She also broke one prosecution witness with her relentless questioning, summing up straight afterwards by saying tersely to the witness, so you 'assumed', .laying sarcastic emphasis on the word 'assumed'. .She had made her point.
Alan Johnson, the home Secretary, witness for Yvonne, (she had issued a summons warrant for him to attend) arrived on Tuesday with two women minders, so the court was packed with reporters, they would not let anyone else in. You could feel the tension of excitement tingling.
We all expect her to be disbarred or fined. heavily. We shall see.
You should know Colin that the attitude of the judges and the prosecution, in fact all of us- and the atmosphere in court changed dramatically to that of being humbled and deeply ashamed, when one of Yvonne's disabled witnesses, who is wheelchair bound came to give his verbal evidence.
His special wheelchair was high, both legs were thickly bound, his clean brown hair was long and loose with a bun on top as well. In his thirties, he was tall and an imposing figure of a man. He explained his dire situation of how he was left with no carers to attend to his personal needs, of how he was left to sit in his own faeces for more than a week, over Christmas, and of how he tried to take his own life because he did not have a life, and how when he made contact with Yvonne he just new she would help him, which she did, because I was there at her office when he made the first call to her.. And how when they took him to Hospital to clean him up of all this faeces, which had impacted deeply into his skin, which was very difficult to remove, and the smell being so terrible, the nurses had to wear face masks.
People hung their heads in shame, to know that this is actually happening in the UK. I have never seen so many people hang their heads in shame. It was as though you could hear them all thinking, there but for the grace of God go I. Yes, reality had hit them in the eye. MB Comments
Isn't this now typical of our viper infested society??! This women has tried to help those who are most vulnerable and her own profession has turned against her! It's sickening.
It will be a travesty of justice if she is struck off. Those who have maliciously complained about her should be thoroughly ashamed of themselves.
The law is important but people are more so; Mrs Hossack I take my hat off to you
More power to your elbow Yvonne! We need a lot more like you.
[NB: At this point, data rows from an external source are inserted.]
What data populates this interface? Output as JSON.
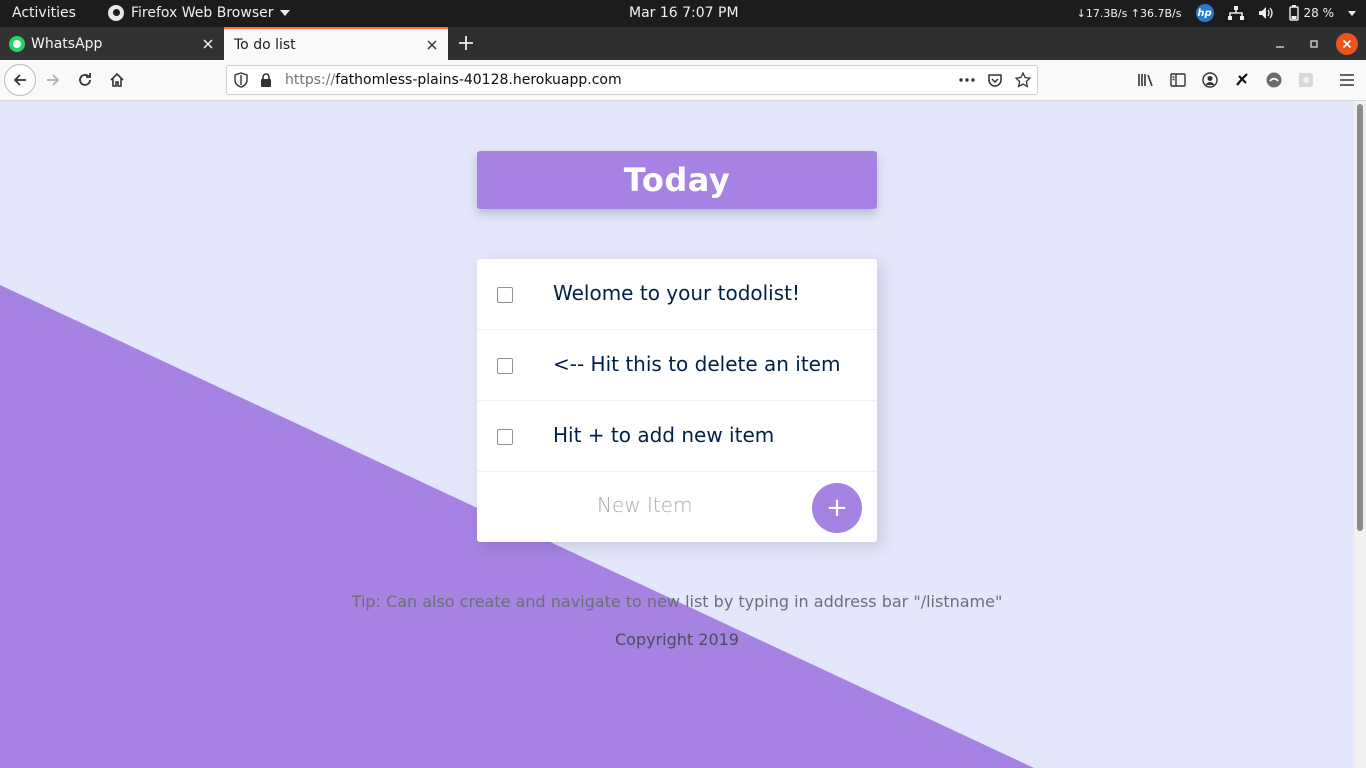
{
  "topbar": {
    "activities": "Activities",
    "app_name": "Firefox Web Browser",
    "clock": "Mar 16  7:07 PM",
    "net_speed": "↓17.3B/s ↑36.7B/s",
    "hp_label": "hp",
    "battery": "28 %"
  },
  "tabs": [
    {
      "title": "WhatsApp"
    },
    {
      "title": "To do list"
    }
  ],
  "navbar": {
    "url_scheme": "https://",
    "url_host": "fathomless-plains-40128.herokuapp.com"
  },
  "page": {
    "heading": "Today",
    "items": [
      {
        "text": "Welome to your todolist!",
        "checked": false
      },
      {
        "text": "<-- Hit this to delete an item",
        "checked": false
      },
      {
        "text": "Hit + to add new item",
        "checked": false
      }
    ],
    "new_item_placeholder": "New Item",
    "add_button": "+",
    "tip": "Tip: Can also create and navigate to new list by typing in address bar \"/listname\"",
    "copyright": "Copyright 2019"
  },
  "colors": {
    "accent": "#a683e3",
    "background": "#e4e6fb",
    "item_text": "#00204a"
  }
}
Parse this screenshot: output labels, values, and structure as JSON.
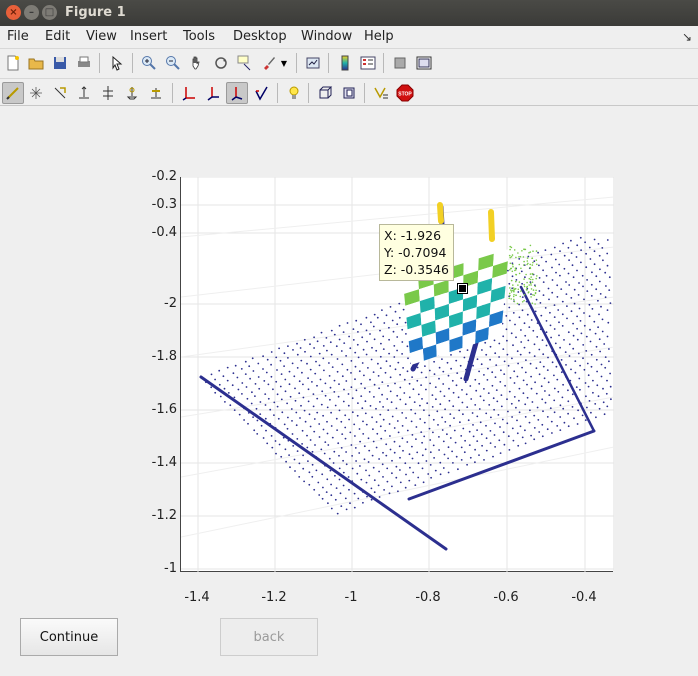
{
  "window": {
    "title": "Figure 1"
  },
  "menu": [
    {
      "label": "File"
    },
    {
      "label": "Edit"
    },
    {
      "label": "View"
    },
    {
      "label": "Insert"
    },
    {
      "label": "Tools"
    },
    {
      "label": "Desktop"
    },
    {
      "label": "Window"
    },
    {
      "label": "Help"
    }
  ],
  "toolbar1": [
    "new-figure-icon",
    "open-file-icon",
    "save-icon",
    "print-icon",
    "edit-plot-arrow-icon",
    "zoom-in-icon",
    "zoom-out-icon",
    "pan-hand-icon",
    "rotate-3d-icon",
    "data-cursor-icon",
    "brush-icon",
    "brush-dropdown-icon",
    "link-plot-icon",
    "insert-colorbar-icon",
    "insert-legend-icon",
    "hide-plot-tools-icon",
    "show-plot-tools-icon"
  ],
  "toolbar2": [
    "select-points-icon",
    "scatter-points-icon",
    "pointer-icon",
    "align-icon",
    "distribute-icon",
    "level-icon",
    "axis-red-icon",
    "axis-red-blue-icon",
    "axis-selected-icon",
    "axis-check-icon",
    "lightbulb-icon",
    "cube-icon",
    "cube-view-icon",
    "label-icon",
    "stop-icon"
  ],
  "chart_data": {
    "type": "scatter",
    "title": "",
    "xlabel": "",
    "ylabel": "",
    "x_ticks": [
      "-1.4",
      "-1.2",
      "-1",
      "-0.8",
      "-0.6",
      "-0.4"
    ],
    "y_ticks": [
      "-1",
      "-1.2",
      "-1.4",
      "-1.6",
      "-1.8",
      "-2",
      "-0.4",
      "-0.3",
      "-0.2"
    ],
    "grid": true,
    "colormap": [
      "#2c2f8f",
      "#1f78c8",
      "#20b2aa",
      "#7ac94a",
      "#f2d024"
    ],
    "datatip": {
      "x": "X: -1.926",
      "y": "Y: -0.7094",
      "z": "Z: -0.3546"
    }
  },
  "buttons": {
    "continue": "Continue",
    "back": "back"
  },
  "colors": {
    "accent": "#e8603a",
    "points_dark": "#2c2f8f",
    "tooltip_bg": "#ffffe0"
  }
}
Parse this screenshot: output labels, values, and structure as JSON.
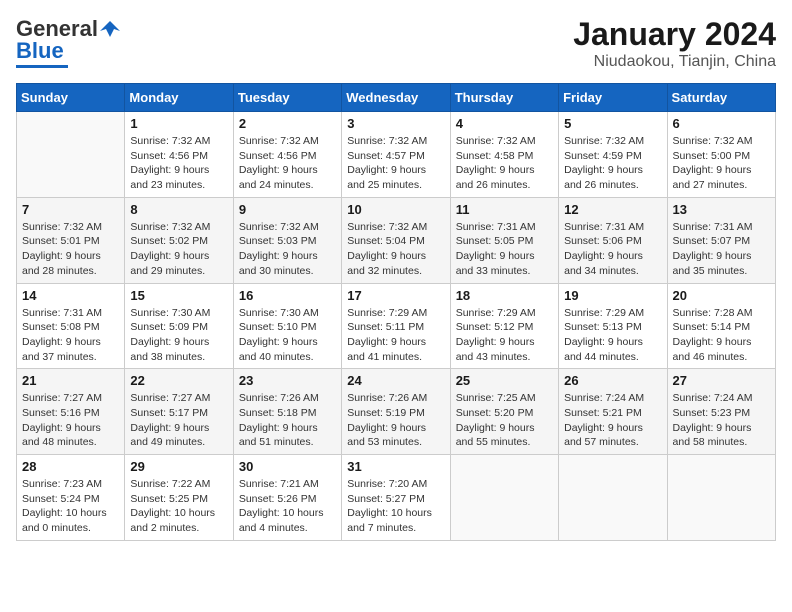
{
  "header": {
    "logo_general": "General",
    "logo_blue": "Blue",
    "month_title": "January 2024",
    "location": "Niudaokou, Tianjin, China"
  },
  "weekdays": [
    "Sunday",
    "Monday",
    "Tuesday",
    "Wednesday",
    "Thursday",
    "Friday",
    "Saturday"
  ],
  "weeks": [
    [
      {
        "day": "",
        "empty": true
      },
      {
        "day": "1",
        "sunrise": "7:32 AM",
        "sunset": "4:56 PM",
        "daylight": "9 hours and 23 minutes."
      },
      {
        "day": "2",
        "sunrise": "7:32 AM",
        "sunset": "4:56 PM",
        "daylight": "9 hours and 24 minutes."
      },
      {
        "day": "3",
        "sunrise": "7:32 AM",
        "sunset": "4:57 PM",
        "daylight": "9 hours and 25 minutes."
      },
      {
        "day": "4",
        "sunrise": "7:32 AM",
        "sunset": "4:58 PM",
        "daylight": "9 hours and 26 minutes."
      },
      {
        "day": "5",
        "sunrise": "7:32 AM",
        "sunset": "4:59 PM",
        "daylight": "9 hours and 26 minutes."
      },
      {
        "day": "6",
        "sunrise": "7:32 AM",
        "sunset": "5:00 PM",
        "daylight": "9 hours and 27 minutes."
      }
    ],
    [
      {
        "day": "7",
        "sunrise": "7:32 AM",
        "sunset": "5:01 PM",
        "daylight": "9 hours and 28 minutes."
      },
      {
        "day": "8",
        "sunrise": "7:32 AM",
        "sunset": "5:02 PM",
        "daylight": "9 hours and 29 minutes."
      },
      {
        "day": "9",
        "sunrise": "7:32 AM",
        "sunset": "5:03 PM",
        "daylight": "9 hours and 30 minutes."
      },
      {
        "day": "10",
        "sunrise": "7:32 AM",
        "sunset": "5:04 PM",
        "daylight": "9 hours and 32 minutes."
      },
      {
        "day": "11",
        "sunrise": "7:31 AM",
        "sunset": "5:05 PM",
        "daylight": "9 hours and 33 minutes."
      },
      {
        "day": "12",
        "sunrise": "7:31 AM",
        "sunset": "5:06 PM",
        "daylight": "9 hours and 34 minutes."
      },
      {
        "day": "13",
        "sunrise": "7:31 AM",
        "sunset": "5:07 PM",
        "daylight": "9 hours and 35 minutes."
      }
    ],
    [
      {
        "day": "14",
        "sunrise": "7:31 AM",
        "sunset": "5:08 PM",
        "daylight": "9 hours and 37 minutes."
      },
      {
        "day": "15",
        "sunrise": "7:30 AM",
        "sunset": "5:09 PM",
        "daylight": "9 hours and 38 minutes."
      },
      {
        "day": "16",
        "sunrise": "7:30 AM",
        "sunset": "5:10 PM",
        "daylight": "9 hours and 40 minutes."
      },
      {
        "day": "17",
        "sunrise": "7:29 AM",
        "sunset": "5:11 PM",
        "daylight": "9 hours and 41 minutes."
      },
      {
        "day": "18",
        "sunrise": "7:29 AM",
        "sunset": "5:12 PM",
        "daylight": "9 hours and 43 minutes."
      },
      {
        "day": "19",
        "sunrise": "7:29 AM",
        "sunset": "5:13 PM",
        "daylight": "9 hours and 44 minutes."
      },
      {
        "day": "20",
        "sunrise": "7:28 AM",
        "sunset": "5:14 PM",
        "daylight": "9 hours and 46 minutes."
      }
    ],
    [
      {
        "day": "21",
        "sunrise": "7:27 AM",
        "sunset": "5:16 PM",
        "daylight": "9 hours and 48 minutes."
      },
      {
        "day": "22",
        "sunrise": "7:27 AM",
        "sunset": "5:17 PM",
        "daylight": "9 hours and 49 minutes."
      },
      {
        "day": "23",
        "sunrise": "7:26 AM",
        "sunset": "5:18 PM",
        "daylight": "9 hours and 51 minutes."
      },
      {
        "day": "24",
        "sunrise": "7:26 AM",
        "sunset": "5:19 PM",
        "daylight": "9 hours and 53 minutes."
      },
      {
        "day": "25",
        "sunrise": "7:25 AM",
        "sunset": "5:20 PM",
        "daylight": "9 hours and 55 minutes."
      },
      {
        "day": "26",
        "sunrise": "7:24 AM",
        "sunset": "5:21 PM",
        "daylight": "9 hours and 57 minutes."
      },
      {
        "day": "27",
        "sunrise": "7:24 AM",
        "sunset": "5:23 PM",
        "daylight": "9 hours and 58 minutes."
      }
    ],
    [
      {
        "day": "28",
        "sunrise": "7:23 AM",
        "sunset": "5:24 PM",
        "daylight": "10 hours and 0 minutes."
      },
      {
        "day": "29",
        "sunrise": "7:22 AM",
        "sunset": "5:25 PM",
        "daylight": "10 hours and 2 minutes."
      },
      {
        "day": "30",
        "sunrise": "7:21 AM",
        "sunset": "5:26 PM",
        "daylight": "10 hours and 4 minutes."
      },
      {
        "day": "31",
        "sunrise": "7:20 AM",
        "sunset": "5:27 PM",
        "daylight": "10 hours and 7 minutes."
      },
      {
        "day": "",
        "empty": true
      },
      {
        "day": "",
        "empty": true
      },
      {
        "day": "",
        "empty": true
      }
    ]
  ]
}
WHY DON'T THE AUTHORITIIES LISTEN, LISTEN, LISTEN! What she's telling them is the truth.
We should all be supporting her .... don't forget - it's your turn next and it's not a pretty prospect, believe me.